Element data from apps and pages
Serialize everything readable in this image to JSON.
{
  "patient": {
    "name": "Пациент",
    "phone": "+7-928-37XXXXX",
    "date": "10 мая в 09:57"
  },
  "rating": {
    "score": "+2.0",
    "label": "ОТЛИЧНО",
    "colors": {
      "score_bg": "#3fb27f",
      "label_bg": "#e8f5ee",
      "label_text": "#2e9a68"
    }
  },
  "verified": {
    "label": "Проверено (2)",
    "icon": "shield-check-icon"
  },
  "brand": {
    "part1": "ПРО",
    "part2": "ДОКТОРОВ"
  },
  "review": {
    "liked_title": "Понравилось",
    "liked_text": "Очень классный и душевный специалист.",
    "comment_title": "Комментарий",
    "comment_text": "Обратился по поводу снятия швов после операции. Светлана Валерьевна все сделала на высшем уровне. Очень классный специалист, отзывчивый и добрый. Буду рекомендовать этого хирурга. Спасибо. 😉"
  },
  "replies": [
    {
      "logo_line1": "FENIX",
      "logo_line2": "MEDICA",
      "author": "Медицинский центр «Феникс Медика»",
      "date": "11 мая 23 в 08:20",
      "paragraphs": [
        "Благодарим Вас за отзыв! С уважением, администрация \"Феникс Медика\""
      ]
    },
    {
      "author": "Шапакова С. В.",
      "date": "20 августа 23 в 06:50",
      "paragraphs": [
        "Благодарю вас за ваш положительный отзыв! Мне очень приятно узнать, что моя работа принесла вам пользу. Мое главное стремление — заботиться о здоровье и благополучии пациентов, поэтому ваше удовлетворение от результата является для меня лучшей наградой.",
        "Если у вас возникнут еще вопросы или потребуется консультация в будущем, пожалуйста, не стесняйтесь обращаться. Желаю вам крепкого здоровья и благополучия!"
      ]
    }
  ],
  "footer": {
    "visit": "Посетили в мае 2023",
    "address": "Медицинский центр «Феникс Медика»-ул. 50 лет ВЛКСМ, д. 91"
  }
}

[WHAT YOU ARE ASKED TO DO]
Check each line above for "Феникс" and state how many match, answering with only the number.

[OUTPUT]
3